In this article, we review the risk factors for ankle fracture in older patients, appropriate patient evaluation, and initial management strategies. We also describe data supporting operative or nonoperative management to help primary care physicians determine whether to treat or refer the older patient with ankle fracture.
Most clinical studies that evaluate ankle fractures in older patients have identified female sex, DM, and obesity as the main predictors of injury.8 Some investigators have categorized ankle fractures as osteoporotic fragility fractures on the basis of the high incidence of ankle fractures in postmenopausal women.9,10 However, observational studies have shown that the incidence of ankle fracture in older women increases until age 65 and then either plateaus or declines; this finding contradicts the notion that bone quality and fracture risk are associated.8,11-15 The increase in the number of ankle fractures seen in the older patient population may be a function of active older adults increasing in number rather than the presence of osteoporosis.
Clinical studies have examined the relationship of bone mineral density (BMD) to ankle fracture incidence in older patients and identified risk factors for these injuries (Table 1). In an evaluation of 9704 women older than 65 years, Seeley and colleagues15 found that after adjusting for age, the risk of ankle fracture was increased in women who had a history of falls in the previous year, were heavier, used their arms to rise from a chair, and either engaged in strenuous physical activity or rarely left their homes. The authors found no significant relationship between peripheral BMD and the incidence of ankle fracture in this patient cohort. They concluded that the risk factors for ankle fracture in older women are different from those associated with typical osteoporotic fragility fractures of the hip, distal radius, or proximal humerus.

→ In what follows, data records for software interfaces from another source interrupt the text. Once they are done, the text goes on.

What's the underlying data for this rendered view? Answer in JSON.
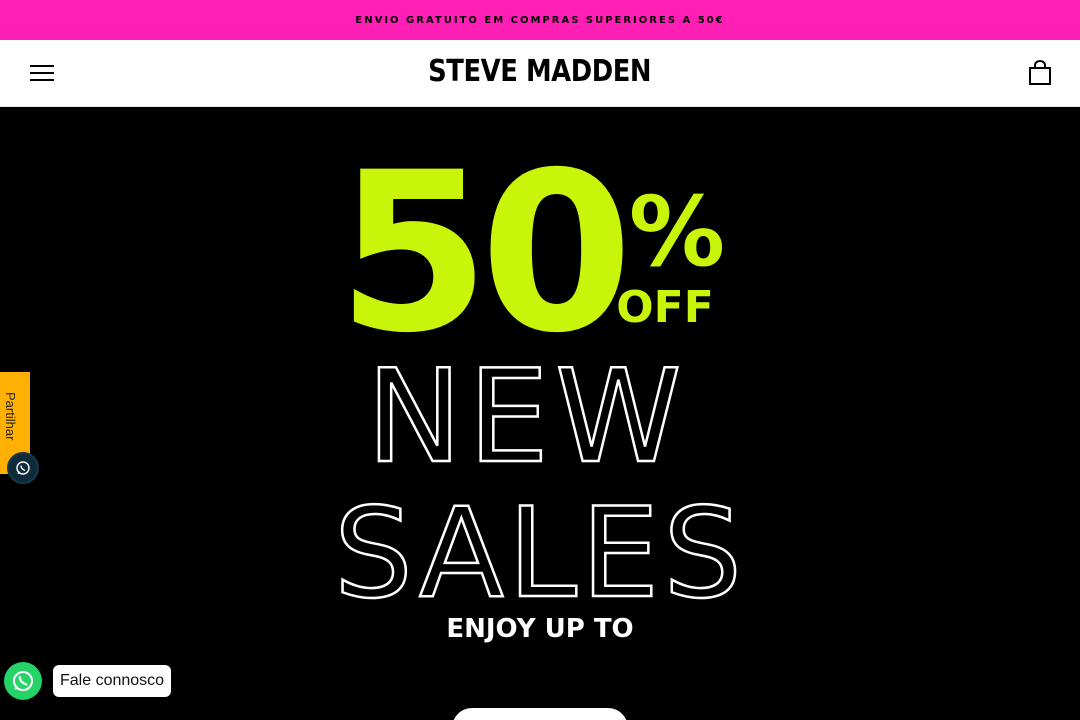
{
  "colors": {
    "announcement_bg": "#ff1fb4",
    "header_bg": "#ffffff",
    "hero_bg": "#000000",
    "promo_accent": "#c8f50a",
    "share_tab_bg": "#ffb000",
    "whatsapp_green": "#25d366"
  },
  "announcement": {
    "text": "ENVIO GRATUITO EM COMPRAS SUPERIORES A 50€"
  },
  "header": {
    "logo_text": "STEVE MADDEN",
    "menu_icon": "hamburger-menu-icon",
    "cart_icon": "shopping-bag-icon"
  },
  "hero": {
    "discount_number": "50",
    "percent_sign": "%",
    "off_text": "OFF",
    "line1": "NEW",
    "line2": "SALES",
    "subline": "ENJOY UP TO"
  },
  "share_tab": {
    "label": "Partilhar",
    "icon": "whatsapp-icon"
  },
  "whatsapp_chat": {
    "icon": "whatsapp-icon",
    "label": "Fale connosco"
  }
}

In the Kuopio Osteoporosis Risk Factor and Prevention (OSTPRE) study of 11,798 older Finnish women, Valtola and coworkers16 found 4 independent predictors for ankle fracture in this patient population: overweight status, previous fracture history, polypharmacy, and cigarette smoking. The investigators identified a dose-response relationship between smoking and ankle fracture risk: the hazard ratio increased from 1.73 for study participants who smoked less than 1 pack of cigarettes per day to 2.94 for those who smoked more than 1 pack. In the OSTPRE study, patients who were taking 3 or more prescription drugs were twice as likely to sustain an ankle fracture as those who were not taking any prescribed medication.
Greenfield and Eastell9 used dual-energy x-ray absorptiometry scanning and quantitative ultrasonography to compare 103 women aged 50 to 80 years who had ankle fractures with 375 controls of similar age. They found no significant difference in BMD in the patient cohorts, except for in the trochanteric region, where patients with ankle fracture had a higher BMD than the population-based group. However, the authors did find that the ankle fracture population had a significantly higher body mass index than the controls. They concluded that increased body weight may contribute to a fracture about the ankle by increasing the forces applied to the ankle during a fall.